## [WHAT YOU NEED TO DO]
State how many lines of the records include the word "true"; the reply is that number alone.

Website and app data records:
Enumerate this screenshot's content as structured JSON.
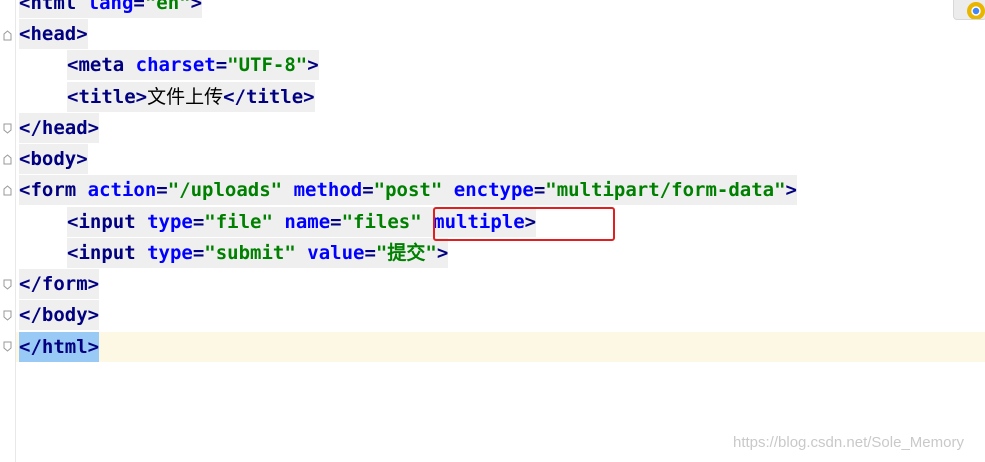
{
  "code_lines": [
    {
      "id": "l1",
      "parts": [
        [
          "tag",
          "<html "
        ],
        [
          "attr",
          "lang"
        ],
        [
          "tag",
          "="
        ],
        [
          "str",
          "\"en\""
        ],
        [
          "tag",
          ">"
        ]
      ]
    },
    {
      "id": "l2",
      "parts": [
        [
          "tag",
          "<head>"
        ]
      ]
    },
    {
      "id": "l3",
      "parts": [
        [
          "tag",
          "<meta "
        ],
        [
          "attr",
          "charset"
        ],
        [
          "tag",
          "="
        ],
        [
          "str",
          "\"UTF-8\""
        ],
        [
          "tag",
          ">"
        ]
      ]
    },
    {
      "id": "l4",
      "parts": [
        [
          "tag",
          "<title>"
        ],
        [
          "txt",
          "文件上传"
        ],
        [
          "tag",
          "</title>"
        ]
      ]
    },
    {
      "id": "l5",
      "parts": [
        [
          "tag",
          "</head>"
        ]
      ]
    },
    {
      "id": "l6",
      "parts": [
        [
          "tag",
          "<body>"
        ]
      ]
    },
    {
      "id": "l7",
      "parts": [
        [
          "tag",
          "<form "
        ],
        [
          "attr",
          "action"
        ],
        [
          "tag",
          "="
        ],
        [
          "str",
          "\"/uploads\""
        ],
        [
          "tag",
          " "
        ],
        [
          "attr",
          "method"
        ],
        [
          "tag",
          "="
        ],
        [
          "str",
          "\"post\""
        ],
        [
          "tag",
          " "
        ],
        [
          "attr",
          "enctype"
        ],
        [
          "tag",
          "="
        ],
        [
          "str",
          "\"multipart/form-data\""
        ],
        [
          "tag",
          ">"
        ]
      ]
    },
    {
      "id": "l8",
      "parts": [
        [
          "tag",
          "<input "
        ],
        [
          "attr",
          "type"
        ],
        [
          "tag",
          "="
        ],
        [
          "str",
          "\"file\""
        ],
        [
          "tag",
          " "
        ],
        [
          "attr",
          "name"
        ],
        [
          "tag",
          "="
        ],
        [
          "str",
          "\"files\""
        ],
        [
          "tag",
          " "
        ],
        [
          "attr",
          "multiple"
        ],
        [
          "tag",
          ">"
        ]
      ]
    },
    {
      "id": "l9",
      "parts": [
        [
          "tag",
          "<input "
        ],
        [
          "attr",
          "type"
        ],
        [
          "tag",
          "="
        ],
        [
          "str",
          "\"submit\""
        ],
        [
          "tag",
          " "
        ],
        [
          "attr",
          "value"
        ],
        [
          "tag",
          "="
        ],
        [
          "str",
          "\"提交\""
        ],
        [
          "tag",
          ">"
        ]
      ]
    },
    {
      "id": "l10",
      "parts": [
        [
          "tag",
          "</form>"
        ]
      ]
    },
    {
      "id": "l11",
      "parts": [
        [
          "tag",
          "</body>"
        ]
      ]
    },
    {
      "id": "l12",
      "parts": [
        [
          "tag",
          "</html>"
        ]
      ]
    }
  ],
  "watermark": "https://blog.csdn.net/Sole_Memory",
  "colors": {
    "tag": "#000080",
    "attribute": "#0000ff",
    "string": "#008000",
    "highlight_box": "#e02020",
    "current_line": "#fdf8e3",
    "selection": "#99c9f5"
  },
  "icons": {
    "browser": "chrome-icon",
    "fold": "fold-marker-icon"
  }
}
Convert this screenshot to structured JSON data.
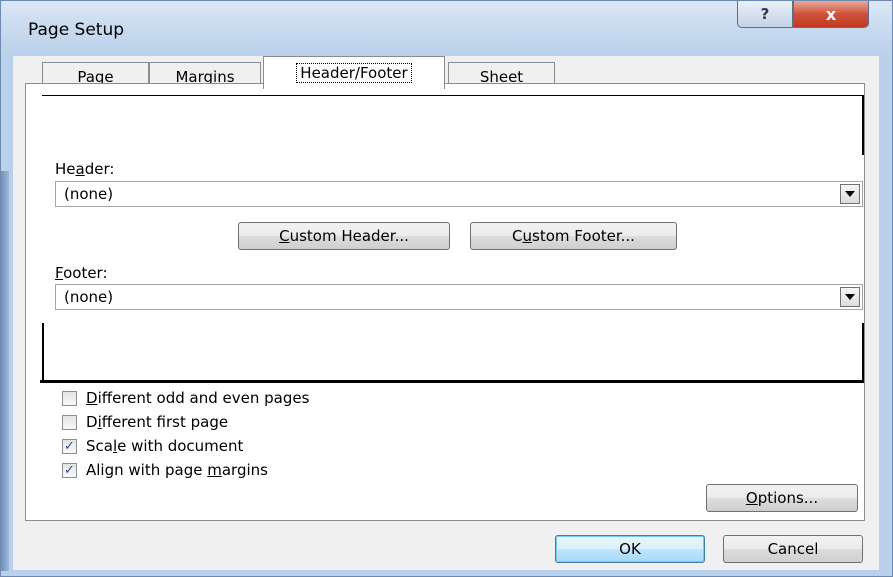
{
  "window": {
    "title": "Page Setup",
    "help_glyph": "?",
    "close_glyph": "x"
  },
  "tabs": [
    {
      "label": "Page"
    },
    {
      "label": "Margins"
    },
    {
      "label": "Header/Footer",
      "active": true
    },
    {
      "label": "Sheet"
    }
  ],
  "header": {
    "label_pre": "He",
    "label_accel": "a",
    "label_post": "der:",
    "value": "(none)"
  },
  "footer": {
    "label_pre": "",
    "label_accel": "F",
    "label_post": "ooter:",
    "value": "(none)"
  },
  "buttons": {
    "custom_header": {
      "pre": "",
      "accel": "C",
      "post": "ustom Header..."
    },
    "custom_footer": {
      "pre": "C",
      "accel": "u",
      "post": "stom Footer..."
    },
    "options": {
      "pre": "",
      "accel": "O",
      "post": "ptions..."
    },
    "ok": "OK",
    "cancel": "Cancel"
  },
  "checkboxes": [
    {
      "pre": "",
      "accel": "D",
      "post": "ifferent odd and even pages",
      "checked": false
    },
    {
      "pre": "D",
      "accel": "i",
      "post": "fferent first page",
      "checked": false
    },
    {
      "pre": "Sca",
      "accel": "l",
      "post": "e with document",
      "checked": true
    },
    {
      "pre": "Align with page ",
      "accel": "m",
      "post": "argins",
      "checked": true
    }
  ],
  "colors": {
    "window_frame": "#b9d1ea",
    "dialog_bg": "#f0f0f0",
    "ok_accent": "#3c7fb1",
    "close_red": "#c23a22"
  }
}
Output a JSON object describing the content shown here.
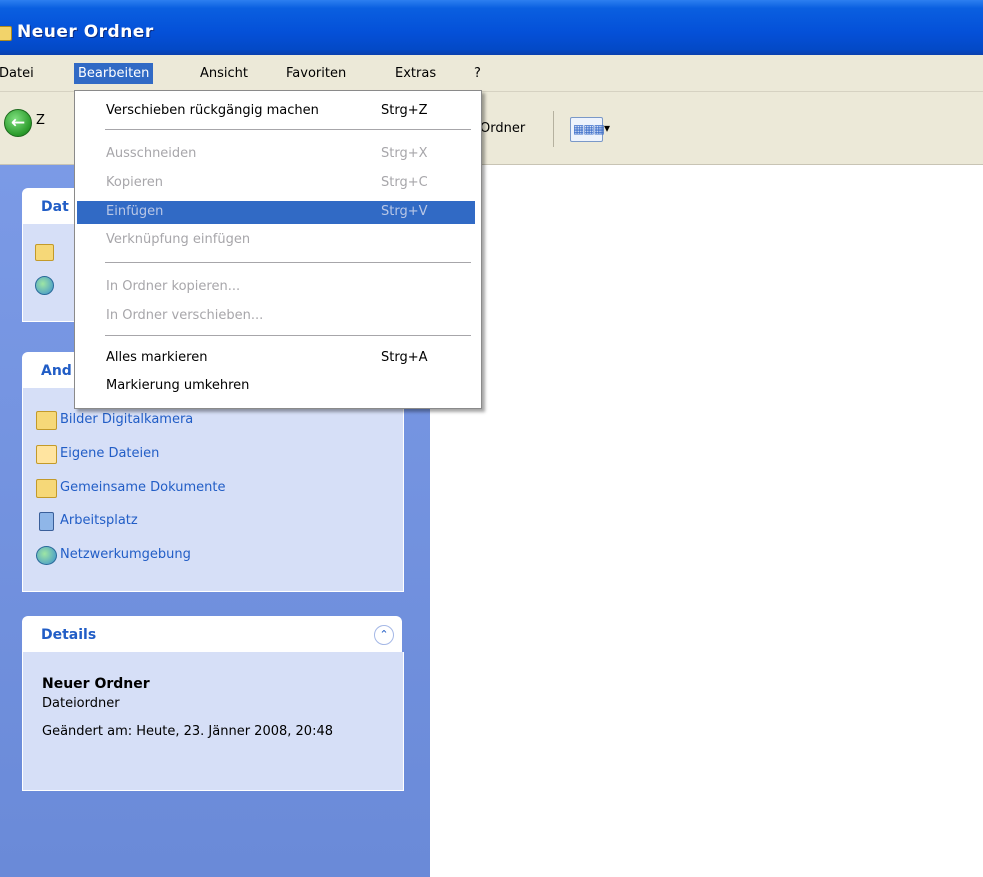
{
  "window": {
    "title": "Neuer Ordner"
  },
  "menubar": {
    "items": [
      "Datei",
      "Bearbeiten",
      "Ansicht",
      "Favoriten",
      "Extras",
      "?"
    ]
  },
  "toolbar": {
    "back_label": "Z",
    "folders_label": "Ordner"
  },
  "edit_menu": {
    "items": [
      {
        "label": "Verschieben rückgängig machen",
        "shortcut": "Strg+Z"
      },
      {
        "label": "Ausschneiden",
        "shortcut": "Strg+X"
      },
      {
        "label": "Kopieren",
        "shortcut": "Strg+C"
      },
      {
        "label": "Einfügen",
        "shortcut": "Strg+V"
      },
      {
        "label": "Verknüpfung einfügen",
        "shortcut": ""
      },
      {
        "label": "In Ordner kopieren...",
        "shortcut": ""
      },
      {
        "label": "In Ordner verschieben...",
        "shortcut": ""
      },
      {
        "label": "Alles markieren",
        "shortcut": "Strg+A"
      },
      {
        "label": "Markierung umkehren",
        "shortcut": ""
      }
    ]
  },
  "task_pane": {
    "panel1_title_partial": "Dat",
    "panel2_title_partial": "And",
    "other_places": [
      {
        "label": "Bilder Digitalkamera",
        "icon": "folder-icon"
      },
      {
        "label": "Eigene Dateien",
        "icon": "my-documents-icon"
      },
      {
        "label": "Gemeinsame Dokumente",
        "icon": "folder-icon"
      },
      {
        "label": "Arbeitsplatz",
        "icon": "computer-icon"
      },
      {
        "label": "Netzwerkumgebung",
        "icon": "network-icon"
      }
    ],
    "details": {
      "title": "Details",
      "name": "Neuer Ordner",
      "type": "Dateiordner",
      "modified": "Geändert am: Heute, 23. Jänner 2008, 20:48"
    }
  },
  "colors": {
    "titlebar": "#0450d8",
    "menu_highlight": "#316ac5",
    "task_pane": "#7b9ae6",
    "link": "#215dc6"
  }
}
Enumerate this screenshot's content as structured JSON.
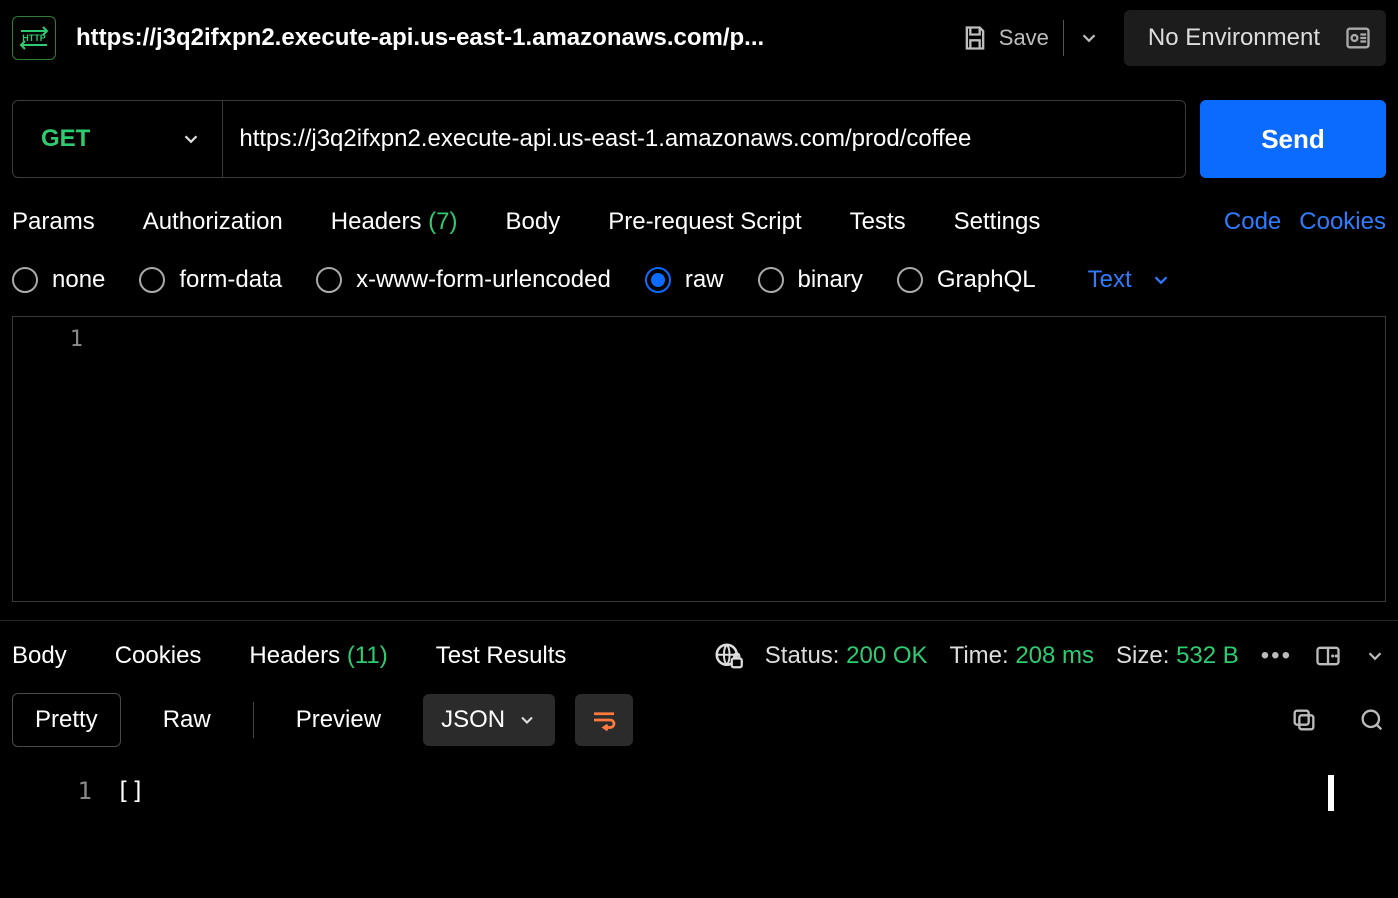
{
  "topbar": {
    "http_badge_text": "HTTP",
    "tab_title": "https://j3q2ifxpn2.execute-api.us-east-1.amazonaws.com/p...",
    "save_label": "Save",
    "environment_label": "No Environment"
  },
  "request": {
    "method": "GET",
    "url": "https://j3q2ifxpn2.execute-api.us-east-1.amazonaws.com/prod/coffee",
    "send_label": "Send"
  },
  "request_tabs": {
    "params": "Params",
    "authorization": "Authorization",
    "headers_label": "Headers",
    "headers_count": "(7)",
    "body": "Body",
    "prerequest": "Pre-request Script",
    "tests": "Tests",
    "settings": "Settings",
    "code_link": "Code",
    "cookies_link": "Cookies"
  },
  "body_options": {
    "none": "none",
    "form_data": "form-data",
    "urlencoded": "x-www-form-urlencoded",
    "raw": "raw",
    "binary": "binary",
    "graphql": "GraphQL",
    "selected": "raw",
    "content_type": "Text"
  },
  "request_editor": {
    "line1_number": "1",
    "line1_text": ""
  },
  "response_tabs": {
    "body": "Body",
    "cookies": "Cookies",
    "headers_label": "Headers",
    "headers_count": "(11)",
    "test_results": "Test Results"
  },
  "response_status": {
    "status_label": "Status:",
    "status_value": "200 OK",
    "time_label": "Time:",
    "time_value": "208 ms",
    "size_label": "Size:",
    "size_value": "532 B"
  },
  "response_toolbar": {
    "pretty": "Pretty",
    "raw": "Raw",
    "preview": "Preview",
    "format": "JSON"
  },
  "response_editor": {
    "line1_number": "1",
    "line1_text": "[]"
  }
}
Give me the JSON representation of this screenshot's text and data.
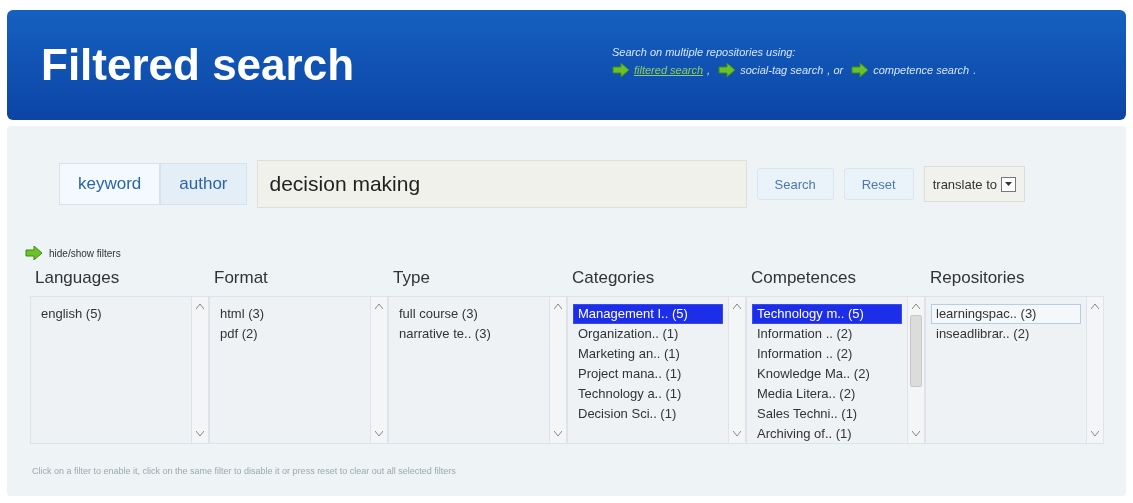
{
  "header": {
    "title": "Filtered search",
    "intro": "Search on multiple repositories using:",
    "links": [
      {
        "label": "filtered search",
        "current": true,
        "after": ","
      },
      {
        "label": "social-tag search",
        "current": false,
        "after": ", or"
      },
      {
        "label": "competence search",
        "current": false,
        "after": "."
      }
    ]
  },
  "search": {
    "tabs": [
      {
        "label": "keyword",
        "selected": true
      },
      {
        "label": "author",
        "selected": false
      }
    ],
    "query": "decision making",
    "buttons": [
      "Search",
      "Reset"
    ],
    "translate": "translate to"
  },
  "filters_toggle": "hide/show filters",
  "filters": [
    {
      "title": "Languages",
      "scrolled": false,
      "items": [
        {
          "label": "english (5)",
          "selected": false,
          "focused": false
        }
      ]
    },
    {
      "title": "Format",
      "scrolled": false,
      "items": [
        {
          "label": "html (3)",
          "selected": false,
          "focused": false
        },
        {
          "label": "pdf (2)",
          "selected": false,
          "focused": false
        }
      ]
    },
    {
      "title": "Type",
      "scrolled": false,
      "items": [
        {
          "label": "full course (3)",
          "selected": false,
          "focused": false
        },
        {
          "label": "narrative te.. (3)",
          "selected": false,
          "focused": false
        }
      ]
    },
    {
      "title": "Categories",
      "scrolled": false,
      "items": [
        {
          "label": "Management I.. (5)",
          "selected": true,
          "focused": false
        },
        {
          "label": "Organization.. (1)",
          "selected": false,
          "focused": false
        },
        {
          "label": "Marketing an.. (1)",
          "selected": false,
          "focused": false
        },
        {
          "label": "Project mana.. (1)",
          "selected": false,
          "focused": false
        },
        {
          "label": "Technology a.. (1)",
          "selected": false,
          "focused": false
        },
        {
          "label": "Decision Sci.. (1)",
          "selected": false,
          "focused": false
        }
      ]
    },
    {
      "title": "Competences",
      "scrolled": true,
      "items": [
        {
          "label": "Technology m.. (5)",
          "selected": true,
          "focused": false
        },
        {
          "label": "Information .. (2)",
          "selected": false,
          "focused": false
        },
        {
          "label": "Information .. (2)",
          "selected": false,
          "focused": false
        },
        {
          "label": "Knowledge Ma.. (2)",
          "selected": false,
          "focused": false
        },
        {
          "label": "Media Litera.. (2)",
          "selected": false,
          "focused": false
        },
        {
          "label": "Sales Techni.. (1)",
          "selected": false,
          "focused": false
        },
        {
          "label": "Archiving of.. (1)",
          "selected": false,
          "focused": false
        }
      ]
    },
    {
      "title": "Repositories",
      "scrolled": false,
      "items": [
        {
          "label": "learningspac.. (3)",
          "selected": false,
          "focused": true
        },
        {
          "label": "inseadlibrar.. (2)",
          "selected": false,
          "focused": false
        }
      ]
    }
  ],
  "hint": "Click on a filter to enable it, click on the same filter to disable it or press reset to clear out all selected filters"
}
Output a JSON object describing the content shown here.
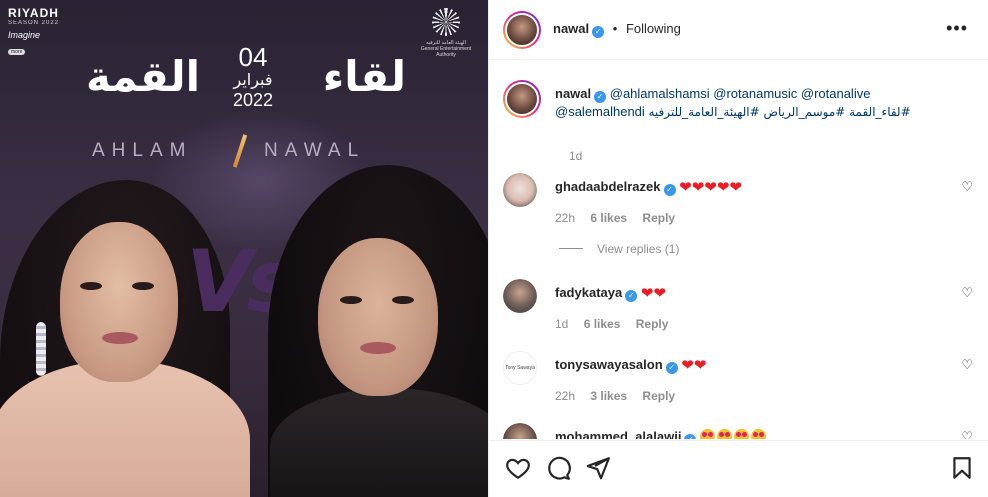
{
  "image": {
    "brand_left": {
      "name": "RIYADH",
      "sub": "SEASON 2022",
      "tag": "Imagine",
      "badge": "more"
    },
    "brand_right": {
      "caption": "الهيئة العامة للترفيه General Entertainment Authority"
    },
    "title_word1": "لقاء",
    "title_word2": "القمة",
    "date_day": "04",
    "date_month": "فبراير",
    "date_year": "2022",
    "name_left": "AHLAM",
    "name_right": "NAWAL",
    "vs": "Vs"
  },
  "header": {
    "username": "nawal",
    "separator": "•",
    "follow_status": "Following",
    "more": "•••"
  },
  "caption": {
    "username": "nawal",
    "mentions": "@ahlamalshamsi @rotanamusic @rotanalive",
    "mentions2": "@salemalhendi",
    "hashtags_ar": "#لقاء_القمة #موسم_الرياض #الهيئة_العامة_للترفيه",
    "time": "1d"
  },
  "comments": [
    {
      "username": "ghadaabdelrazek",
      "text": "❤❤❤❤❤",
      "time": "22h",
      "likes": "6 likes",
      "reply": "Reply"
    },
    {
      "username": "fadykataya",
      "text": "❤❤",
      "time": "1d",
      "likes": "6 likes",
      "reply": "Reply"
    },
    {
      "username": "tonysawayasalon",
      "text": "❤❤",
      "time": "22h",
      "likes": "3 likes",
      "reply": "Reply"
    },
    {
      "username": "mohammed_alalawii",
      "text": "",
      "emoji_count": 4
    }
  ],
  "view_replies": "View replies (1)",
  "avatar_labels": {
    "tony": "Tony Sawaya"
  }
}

## [OUTPUT OF THE TASK]
9